- When developing programming for particularly marginalized populations, interventions need to be designed and implemented from a holistic perspective. Humanitarian actors should be sensitive to mainstreaming protections from VAWG for marginalized groups. Strong collaboration is needed between legal, health, security and social service sectors. It is also critical to work with women’s organizations to ensure they are advocating for the rights of all women.
- Service providers need to be sensitised about gender, sexuality, and human rights. Service providers should also participate in targeted training on survivor-centered approaches for meeting the needs of marginalized populations.
- Knowledge and resource sharing should be encouraged among international, regional, and sub-regional actors to create a pool of expertise on best practices and strategies for addressing the needs of marginalized women and girls.
- Women’s and girls’ multiple identities must be taken into account when addressing their risks for violence. For example, a woman with a disability who is lesbian faces specific challenges based on her sexual orientation, disability, and gender that are different and unique from a woman who is lesbian but able-bodied.
The Heightened Risk Identification Tool and User Guide have been developed to enhance UNHCR's effectiveness in identifying refugees at heightened risk by linking community-based / participatory assessments and individual assessment methodologies. They have been designed for use by UNHCR staff involved in community services and/or protection activities (including resettlement) and partner agencies.
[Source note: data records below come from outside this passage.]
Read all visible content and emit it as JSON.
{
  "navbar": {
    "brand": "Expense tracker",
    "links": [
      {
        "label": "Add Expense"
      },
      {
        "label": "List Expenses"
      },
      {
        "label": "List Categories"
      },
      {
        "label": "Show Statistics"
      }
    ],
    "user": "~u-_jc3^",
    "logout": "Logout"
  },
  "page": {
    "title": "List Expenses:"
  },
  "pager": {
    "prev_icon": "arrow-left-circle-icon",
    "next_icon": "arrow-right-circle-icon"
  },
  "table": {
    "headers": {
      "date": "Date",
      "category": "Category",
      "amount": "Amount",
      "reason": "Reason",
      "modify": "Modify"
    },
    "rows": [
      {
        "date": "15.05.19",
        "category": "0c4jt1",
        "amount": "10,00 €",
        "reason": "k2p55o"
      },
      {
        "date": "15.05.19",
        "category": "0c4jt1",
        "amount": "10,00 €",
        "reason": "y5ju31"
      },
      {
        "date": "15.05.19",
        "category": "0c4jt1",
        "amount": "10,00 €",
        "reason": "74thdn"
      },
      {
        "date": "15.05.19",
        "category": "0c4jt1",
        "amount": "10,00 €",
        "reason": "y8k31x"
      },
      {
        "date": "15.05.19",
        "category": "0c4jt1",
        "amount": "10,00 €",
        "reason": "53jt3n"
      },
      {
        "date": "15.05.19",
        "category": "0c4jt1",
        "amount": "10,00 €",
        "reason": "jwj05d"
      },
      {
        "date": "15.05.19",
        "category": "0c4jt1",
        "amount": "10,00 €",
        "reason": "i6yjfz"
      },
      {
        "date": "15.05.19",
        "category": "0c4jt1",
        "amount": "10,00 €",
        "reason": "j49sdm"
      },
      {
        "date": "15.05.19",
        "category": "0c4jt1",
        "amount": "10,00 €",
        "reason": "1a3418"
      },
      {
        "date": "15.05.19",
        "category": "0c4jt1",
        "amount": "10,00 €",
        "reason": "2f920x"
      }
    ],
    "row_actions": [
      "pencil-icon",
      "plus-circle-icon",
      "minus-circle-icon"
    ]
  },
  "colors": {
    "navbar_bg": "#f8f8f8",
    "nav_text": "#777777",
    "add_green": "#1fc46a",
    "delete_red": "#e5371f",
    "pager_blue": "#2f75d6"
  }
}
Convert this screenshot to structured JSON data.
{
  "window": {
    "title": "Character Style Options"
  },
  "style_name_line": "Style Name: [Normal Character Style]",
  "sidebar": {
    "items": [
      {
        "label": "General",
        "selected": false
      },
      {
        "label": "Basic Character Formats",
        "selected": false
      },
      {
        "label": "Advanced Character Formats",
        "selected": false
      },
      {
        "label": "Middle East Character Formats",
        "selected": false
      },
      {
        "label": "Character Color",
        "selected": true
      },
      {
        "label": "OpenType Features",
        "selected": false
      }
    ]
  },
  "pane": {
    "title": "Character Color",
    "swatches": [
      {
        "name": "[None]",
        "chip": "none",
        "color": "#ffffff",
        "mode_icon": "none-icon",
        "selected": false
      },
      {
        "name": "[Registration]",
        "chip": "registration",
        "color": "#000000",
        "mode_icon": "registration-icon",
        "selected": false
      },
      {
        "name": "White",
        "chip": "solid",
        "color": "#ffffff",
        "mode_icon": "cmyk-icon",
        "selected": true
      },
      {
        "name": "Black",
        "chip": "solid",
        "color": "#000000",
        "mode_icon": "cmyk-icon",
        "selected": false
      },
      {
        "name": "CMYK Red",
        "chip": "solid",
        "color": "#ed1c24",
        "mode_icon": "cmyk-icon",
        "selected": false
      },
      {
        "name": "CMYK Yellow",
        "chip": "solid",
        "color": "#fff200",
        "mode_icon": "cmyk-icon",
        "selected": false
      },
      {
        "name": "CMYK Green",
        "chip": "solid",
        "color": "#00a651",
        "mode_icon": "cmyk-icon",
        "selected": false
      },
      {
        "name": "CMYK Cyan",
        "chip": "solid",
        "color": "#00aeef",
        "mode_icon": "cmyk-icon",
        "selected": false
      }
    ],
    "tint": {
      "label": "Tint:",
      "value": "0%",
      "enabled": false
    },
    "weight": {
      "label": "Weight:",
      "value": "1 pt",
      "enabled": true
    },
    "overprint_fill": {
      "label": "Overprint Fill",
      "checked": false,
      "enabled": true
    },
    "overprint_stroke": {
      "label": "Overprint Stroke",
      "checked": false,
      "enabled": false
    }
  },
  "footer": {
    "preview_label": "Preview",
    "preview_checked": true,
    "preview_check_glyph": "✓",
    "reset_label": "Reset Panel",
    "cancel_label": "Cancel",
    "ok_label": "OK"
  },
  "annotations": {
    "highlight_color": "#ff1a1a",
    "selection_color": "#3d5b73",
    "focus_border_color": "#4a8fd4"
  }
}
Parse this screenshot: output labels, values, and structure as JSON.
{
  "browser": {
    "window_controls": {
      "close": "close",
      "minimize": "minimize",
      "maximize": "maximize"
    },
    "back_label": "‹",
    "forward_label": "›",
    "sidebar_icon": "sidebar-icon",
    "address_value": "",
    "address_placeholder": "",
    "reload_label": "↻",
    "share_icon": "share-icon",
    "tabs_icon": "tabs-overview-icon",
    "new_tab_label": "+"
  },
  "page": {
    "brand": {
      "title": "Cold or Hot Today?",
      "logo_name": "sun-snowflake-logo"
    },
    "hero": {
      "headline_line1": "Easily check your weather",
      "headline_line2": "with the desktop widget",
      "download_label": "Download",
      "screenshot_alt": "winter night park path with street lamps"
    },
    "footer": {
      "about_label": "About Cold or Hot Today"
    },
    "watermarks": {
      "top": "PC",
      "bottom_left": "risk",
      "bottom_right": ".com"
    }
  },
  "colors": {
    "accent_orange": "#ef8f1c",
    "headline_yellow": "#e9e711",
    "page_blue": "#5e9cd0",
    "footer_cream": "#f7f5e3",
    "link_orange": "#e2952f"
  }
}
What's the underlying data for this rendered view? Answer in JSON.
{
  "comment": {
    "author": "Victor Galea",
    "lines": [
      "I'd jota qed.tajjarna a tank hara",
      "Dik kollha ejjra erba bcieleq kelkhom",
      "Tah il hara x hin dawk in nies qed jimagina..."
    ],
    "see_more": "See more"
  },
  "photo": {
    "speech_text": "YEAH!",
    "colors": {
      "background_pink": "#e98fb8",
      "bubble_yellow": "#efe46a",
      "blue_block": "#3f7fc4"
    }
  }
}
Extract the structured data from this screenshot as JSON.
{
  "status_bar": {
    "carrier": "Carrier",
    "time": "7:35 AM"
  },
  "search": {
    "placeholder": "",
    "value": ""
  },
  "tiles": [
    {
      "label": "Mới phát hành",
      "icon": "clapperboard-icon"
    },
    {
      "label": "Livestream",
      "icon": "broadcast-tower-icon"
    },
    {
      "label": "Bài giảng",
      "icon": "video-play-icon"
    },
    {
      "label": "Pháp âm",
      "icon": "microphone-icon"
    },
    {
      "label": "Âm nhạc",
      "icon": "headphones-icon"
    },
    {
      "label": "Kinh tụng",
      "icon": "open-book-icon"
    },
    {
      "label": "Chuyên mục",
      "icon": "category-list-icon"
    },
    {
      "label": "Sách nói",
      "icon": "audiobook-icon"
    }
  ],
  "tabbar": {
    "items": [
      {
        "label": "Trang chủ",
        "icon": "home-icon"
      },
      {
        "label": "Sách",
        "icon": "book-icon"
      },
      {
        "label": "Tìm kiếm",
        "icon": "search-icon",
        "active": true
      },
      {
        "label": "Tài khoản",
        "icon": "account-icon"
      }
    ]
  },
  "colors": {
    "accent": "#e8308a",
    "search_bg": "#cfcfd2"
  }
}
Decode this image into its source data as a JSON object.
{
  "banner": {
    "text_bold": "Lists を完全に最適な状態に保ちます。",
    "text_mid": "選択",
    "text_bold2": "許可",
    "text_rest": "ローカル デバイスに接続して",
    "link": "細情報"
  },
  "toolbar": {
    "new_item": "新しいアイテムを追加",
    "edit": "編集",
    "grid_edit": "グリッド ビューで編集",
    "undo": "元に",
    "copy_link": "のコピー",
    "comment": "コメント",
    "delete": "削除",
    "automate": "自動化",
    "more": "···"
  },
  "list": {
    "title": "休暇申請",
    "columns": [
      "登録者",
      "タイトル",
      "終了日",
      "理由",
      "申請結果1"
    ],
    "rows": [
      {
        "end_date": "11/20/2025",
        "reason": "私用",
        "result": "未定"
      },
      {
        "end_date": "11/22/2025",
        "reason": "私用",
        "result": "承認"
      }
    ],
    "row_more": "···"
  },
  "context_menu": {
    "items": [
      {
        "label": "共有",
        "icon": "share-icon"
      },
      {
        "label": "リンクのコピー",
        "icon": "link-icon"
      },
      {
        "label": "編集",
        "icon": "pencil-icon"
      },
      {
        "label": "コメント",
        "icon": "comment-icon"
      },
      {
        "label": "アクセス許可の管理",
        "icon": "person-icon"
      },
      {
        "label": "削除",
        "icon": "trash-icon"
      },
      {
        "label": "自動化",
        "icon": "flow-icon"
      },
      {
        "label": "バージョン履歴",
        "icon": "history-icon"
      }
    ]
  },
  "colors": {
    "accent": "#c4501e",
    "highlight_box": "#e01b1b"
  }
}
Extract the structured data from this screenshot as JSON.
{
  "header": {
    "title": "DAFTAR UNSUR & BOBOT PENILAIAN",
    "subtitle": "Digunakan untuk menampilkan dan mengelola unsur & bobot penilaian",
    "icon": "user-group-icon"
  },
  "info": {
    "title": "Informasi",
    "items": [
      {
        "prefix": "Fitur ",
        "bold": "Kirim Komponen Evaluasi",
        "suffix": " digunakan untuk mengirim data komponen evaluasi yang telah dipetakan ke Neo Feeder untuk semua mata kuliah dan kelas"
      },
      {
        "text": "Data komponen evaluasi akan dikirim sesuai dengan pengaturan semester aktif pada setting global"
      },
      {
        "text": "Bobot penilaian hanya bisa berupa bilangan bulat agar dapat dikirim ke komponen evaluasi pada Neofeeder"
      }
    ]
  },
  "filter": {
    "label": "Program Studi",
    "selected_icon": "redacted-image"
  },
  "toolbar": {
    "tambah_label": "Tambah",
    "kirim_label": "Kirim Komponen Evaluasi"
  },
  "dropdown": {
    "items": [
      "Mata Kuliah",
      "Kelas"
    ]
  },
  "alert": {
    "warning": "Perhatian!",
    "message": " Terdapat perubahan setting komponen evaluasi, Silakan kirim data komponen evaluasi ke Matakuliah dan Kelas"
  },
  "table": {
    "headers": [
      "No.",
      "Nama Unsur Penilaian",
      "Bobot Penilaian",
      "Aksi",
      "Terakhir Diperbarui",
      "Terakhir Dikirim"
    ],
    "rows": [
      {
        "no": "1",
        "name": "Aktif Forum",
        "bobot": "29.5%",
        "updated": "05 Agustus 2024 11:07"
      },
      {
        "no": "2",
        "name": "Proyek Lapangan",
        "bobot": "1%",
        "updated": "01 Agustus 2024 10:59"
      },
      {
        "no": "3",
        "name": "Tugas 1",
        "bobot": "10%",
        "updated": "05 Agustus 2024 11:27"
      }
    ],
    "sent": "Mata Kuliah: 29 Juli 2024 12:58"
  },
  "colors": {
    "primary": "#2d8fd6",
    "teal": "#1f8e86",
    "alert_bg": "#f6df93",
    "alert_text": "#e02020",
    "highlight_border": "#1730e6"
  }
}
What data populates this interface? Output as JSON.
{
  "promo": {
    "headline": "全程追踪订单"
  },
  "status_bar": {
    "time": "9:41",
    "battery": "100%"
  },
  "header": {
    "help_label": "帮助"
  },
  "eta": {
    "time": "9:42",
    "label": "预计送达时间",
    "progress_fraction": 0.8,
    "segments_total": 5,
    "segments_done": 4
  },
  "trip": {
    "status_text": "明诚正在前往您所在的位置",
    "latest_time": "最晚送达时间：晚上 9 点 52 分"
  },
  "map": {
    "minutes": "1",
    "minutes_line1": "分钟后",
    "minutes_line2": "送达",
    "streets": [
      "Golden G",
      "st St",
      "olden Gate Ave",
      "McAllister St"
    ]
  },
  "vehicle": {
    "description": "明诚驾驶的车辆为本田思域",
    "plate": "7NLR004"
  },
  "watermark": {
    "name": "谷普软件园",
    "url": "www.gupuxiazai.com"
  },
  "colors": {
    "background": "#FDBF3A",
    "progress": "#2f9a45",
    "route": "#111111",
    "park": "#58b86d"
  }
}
While as of 2012 the tool addresses the vulnerabilities of older people, children and adolescents, women and girls, and persons with disabilities, it should continue to be revised and expanded to include other populations such as LBTI, sex workers, children born of rape, indigenous people, etc.
For more information about the relationship between GBV and particularly marginalized populations, see Special Considerations for Marginalized Populations in section one.